What follows is a set of records; repeat them exactly, without the pictures.
*** Opening Supplied material ***
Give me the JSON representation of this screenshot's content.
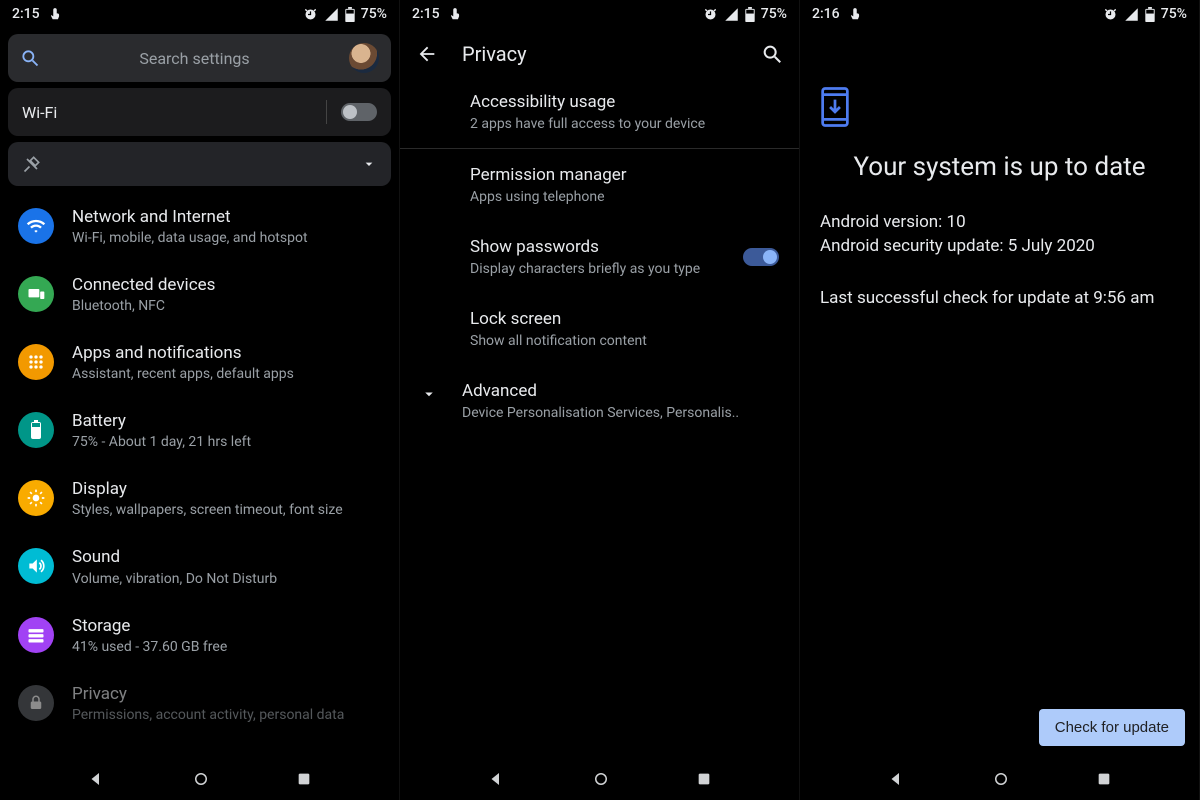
{
  "status": {
    "time_a": "2:15",
    "time_b": "2:15",
    "time_c": "2:16",
    "battery": "75%"
  },
  "panel1": {
    "search_placeholder": "Search settings",
    "wifi_label": "Wi-Fi",
    "items": [
      {
        "title": "Network and Internet",
        "sub": "Wi-Fi, mobile, data usage, and hotspot"
      },
      {
        "title": "Connected devices",
        "sub": "Bluetooth, NFC"
      },
      {
        "title": "Apps and notifications",
        "sub": "Assistant, recent apps, default apps"
      },
      {
        "title": "Battery",
        "sub": "75% - About 1 day, 21 hrs left"
      },
      {
        "title": "Display",
        "sub": "Styles, wallpapers, screen timeout, font size"
      },
      {
        "title": "Sound",
        "sub": "Volume, vibration, Do Not Disturb"
      },
      {
        "title": "Storage",
        "sub": "41% used - 37.60 GB free"
      },
      {
        "title": "Privacy",
        "sub": "Permissions, account activity, personal data"
      }
    ]
  },
  "panel2": {
    "title": "Privacy",
    "items": {
      "accessibility": {
        "title": "Accessibility usage",
        "sub": "2 apps have full access to your device"
      },
      "permission": {
        "title": "Permission manager",
        "sub": "Apps using telephone"
      },
      "passwords": {
        "title": "Show passwords",
        "sub": "Display characters briefly as you type"
      },
      "lock": {
        "title": "Lock screen",
        "sub": "Show all notification content"
      },
      "advanced": {
        "title": "Advanced",
        "sub": "Device Personalisation Services, Personalis.."
      }
    }
  },
  "panel3": {
    "headline": "Your system is up to date",
    "android_version": "Android version: 10",
    "security_update": "Android security update: 5 July 2020",
    "last_check": "Last successful check for update at 9:56 am",
    "cta": "Check for update"
  }
}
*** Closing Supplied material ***
» Exercise solution
Give me the JSON representation of this screenshot's content.
{
  "status": {
    "time_a": "2:15",
    "time_b": "2:15",
    "time_c": "2:16",
    "battery": "75%"
  },
  "panel1": {
    "search_placeholder": "Search settings",
    "wifi_label": "Wi-Fi",
    "items": [
      {
        "title": "Network and Internet",
        "sub": "Wi-Fi, mobile, data usage, and hotspot"
      },
      {
        "title": "Connected devices",
        "sub": "Bluetooth, NFC"
      },
      {
        "title": "Apps and notifications",
        "sub": "Assistant, recent apps, default apps"
      },
      {
        "title": "Battery",
        "sub": "75% - About 1 day, 21 hrs left"
      },
      {
        "title": "Display",
        "sub": "Styles, wallpapers, screen timeout, font size"
      },
      {
        "title": "Sound",
        "sub": "Volume, vibration, Do Not Disturb"
      },
      {
        "title": "Storage",
        "sub": "41% used - 37.60 GB free"
      },
      {
        "title": "Privacy",
        "sub": "Permissions, account activity, personal data"
      }
    ]
  },
  "panel2": {
    "title": "Privacy",
    "items": {
      "accessibility": {
        "title": "Accessibility usage",
        "sub": "2 apps have full access to your device"
      },
      "permission": {
        "title": "Permission manager",
        "sub": "Apps using telephone"
      },
      "passwords": {
        "title": "Show passwords",
        "sub": "Display characters briefly as you type"
      },
      "lock": {
        "title": "Lock screen",
        "sub": "Show all notification content"
      },
      "advanced": {
        "title": "Advanced",
        "sub": "Device Personalisation Services, Personalis.."
      }
    }
  },
  "panel3": {
    "headline": "Your system is up to date",
    "android_version": "Android version: 10",
    "security_update": "Android security update: 5 July 2020",
    "last_check": "Last successful check for update at 9:56 am",
    "cta": "Check for update"
  }
}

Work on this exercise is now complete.